Task description:
Which lines hold the string "icon"? Copy each of them from the material below.

Information:
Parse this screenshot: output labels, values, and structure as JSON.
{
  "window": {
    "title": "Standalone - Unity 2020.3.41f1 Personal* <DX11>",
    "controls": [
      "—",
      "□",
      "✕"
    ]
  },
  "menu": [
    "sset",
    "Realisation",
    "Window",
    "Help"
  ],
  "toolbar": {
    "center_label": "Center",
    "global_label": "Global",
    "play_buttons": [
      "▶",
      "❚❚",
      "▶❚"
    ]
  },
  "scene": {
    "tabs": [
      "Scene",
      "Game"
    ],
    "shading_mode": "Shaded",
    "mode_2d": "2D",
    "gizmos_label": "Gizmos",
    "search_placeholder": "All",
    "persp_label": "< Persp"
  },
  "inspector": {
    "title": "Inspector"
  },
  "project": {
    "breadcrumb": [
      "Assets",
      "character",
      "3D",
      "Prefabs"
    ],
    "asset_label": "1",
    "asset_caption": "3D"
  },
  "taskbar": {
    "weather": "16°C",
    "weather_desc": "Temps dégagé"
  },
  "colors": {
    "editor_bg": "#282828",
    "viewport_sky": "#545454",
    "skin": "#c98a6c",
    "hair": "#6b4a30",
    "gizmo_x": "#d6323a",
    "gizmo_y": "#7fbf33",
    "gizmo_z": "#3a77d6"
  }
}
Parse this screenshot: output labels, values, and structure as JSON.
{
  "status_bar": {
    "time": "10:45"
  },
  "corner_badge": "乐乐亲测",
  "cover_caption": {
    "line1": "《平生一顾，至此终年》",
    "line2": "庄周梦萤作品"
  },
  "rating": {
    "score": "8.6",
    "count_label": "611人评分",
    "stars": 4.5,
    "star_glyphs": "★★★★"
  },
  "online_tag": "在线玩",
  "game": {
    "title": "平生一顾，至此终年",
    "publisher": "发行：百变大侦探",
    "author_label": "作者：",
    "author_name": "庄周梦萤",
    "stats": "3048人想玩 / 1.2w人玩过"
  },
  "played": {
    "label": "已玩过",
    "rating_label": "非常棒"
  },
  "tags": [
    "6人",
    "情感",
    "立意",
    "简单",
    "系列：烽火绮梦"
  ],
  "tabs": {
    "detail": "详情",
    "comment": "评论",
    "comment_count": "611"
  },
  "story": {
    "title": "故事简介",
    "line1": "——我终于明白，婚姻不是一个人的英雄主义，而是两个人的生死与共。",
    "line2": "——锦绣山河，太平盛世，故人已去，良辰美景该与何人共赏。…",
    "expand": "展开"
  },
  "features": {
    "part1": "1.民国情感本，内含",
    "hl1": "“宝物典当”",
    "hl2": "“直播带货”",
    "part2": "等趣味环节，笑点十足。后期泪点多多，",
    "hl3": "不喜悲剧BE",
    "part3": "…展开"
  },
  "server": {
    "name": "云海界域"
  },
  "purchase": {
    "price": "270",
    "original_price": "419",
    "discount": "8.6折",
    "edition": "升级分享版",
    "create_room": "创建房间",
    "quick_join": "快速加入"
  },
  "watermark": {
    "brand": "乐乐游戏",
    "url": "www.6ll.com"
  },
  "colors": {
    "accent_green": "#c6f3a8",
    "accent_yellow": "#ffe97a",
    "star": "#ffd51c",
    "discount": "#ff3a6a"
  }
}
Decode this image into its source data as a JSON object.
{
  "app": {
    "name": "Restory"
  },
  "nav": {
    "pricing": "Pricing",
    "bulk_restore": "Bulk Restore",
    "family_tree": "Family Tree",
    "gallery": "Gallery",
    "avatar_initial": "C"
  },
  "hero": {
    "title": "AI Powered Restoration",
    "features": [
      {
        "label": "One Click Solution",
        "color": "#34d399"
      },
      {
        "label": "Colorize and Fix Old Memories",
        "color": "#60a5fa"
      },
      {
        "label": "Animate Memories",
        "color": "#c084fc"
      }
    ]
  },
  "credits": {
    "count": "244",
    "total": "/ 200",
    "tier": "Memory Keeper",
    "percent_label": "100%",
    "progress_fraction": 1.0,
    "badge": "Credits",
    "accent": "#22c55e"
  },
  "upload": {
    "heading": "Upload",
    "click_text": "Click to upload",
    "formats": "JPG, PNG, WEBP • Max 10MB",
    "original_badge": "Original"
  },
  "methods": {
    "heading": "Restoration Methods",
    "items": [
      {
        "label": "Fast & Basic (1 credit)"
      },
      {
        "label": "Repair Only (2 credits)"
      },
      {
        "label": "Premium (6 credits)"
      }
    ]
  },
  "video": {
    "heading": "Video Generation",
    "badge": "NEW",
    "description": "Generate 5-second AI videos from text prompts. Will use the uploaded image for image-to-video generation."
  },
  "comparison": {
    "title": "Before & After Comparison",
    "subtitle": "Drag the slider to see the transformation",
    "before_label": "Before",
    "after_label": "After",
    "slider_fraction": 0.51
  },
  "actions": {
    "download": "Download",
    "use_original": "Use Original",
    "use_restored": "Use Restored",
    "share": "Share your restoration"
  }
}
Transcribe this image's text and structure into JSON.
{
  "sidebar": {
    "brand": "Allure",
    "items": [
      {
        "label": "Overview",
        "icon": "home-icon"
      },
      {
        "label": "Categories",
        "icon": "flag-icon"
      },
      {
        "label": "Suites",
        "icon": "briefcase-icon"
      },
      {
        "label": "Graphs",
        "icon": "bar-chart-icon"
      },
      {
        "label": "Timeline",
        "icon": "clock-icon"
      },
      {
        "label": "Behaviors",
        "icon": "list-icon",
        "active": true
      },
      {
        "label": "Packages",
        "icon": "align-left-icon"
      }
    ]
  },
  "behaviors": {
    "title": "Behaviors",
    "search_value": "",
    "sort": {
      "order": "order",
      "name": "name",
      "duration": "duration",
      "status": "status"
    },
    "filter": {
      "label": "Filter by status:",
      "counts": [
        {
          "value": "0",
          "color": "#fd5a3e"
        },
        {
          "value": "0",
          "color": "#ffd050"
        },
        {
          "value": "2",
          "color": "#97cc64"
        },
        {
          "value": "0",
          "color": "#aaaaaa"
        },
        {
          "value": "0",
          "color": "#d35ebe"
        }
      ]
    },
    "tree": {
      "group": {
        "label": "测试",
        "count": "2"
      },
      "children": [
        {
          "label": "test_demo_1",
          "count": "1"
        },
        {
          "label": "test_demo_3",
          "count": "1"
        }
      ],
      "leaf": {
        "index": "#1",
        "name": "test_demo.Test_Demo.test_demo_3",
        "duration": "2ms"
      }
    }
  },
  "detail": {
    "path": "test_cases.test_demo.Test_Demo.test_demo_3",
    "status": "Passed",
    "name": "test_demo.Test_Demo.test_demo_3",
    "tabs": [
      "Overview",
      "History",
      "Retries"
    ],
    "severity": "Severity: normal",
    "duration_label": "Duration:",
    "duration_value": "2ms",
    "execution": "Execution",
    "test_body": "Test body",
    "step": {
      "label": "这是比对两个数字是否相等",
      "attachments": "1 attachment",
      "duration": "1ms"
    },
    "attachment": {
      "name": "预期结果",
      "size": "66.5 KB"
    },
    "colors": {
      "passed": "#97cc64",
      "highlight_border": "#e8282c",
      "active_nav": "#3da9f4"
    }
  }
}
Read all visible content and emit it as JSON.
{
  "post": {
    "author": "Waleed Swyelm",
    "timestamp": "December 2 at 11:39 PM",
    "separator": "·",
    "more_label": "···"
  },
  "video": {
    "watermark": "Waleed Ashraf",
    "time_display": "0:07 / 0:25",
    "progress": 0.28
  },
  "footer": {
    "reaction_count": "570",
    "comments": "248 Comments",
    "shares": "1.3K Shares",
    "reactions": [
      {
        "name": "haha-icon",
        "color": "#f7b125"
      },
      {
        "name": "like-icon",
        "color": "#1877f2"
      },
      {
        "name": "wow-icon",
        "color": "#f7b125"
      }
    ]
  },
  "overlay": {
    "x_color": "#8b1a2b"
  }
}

Response area:
        "icon": "home-icon"
        "icon": "flag-icon"
        "icon": "briefcase-icon"
        "icon": "bar-chart-icon"
        "icon": "clock-icon"
        "icon": "list-icon",
        "icon": "align-left-icon"
        "name": "haha-icon",
        "name": "like-icon",
        "name": "wow-icon",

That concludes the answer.